Message from the Chief

This year, the UA Center for Integrative Medicine—through which the Division of Integrative Medicine operates—is expanding into new areas and building on our already leading role in integrative health care.

The National Center for Integrative Primary Healthcare, launched in October 2014, is making great strides after its first full year. This collaborative project with the Academic Consortium for Integrative Medicine and Health, supported by a grant from the U.S. Health Resources and Services Administration (HRSA), is addressing strategies to expand integrative medicine to underserved populations. At the same time, we began developing our first course for the public. The Integrative Health Self-Care program is an evidence-based approach to teach patients self-care and promote personal healing.
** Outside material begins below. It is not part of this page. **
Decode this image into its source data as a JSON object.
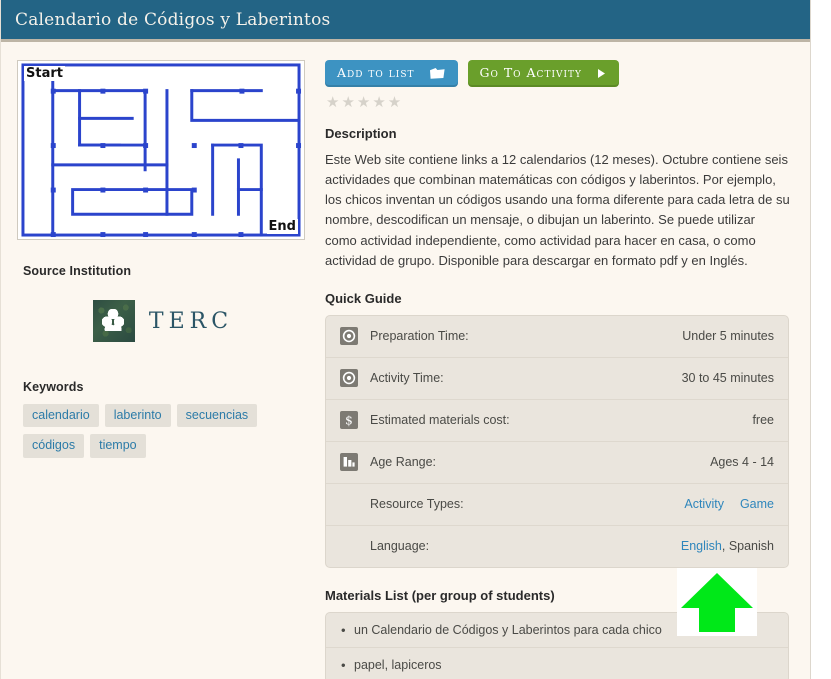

We expect that it will lead to better disease prevention, improved management of chronic conditions, and enhanced wellbeing.

As we expand our educational programs to include the public, our Integrative Medicine in Residency (IMR) training has also grown in numbers, locations and specialties. Today, 1,311 residents are enrolled and 488 have graduated from 67 primary care residency sites (including the UA College of Medicine – Tucson) in the United States, Canada and Taiwan. Specialties licensing our IMR curriculum now include family medicine, internal medicine, pediatrics, preventive medicine, physical medicine and rehabilitation medicine — with a pilot project in psychiatry that began in 2015. Every day, these residents deliver IM care to patients at their clinical training sites.

Also this year, our research efforts have taken off. Preliminary data from our Integrative Primary Care Trial reveal a 12 percent increase in perceived patient overall wellbeing after one year of care and extremely high levels of satisfaction with the multiple aspects of care they are receiving. In addition, our Lab-in-a-Bandage technology project is now a core research component of the FlexTech Alliance (of which the Center is a member), working to secure U.S. leadership in the next generation of advanced manufacturing. Among solutions being developed are wearable devices such as sensors and other technologies integrated into clothing, etc., to monitor fitness as well as to help track and diagnose health issues among diabetics and the elderly.

This expansion of Center programs across education, research and clinical care spreads the philosophy and practice of IM within the medical establishment. We are ever grateful for the support you contribute to this ongoing transformation of medicine and health care.


Victoria Maizes, MD
UA Professor of Medicine, Family Medicine and Public Health
Chief, UA Division of Integrative Medicine
Executive Director, UA Center for Integrative Medicine



Andrew Weil, MD
UA Professor of Medicine and Public Health
Founder and Director, UA Center for Integrative Health
The Lovell-Jones Endowed Chair in Integrative Rheumatology, UA College of Medicine – Tucson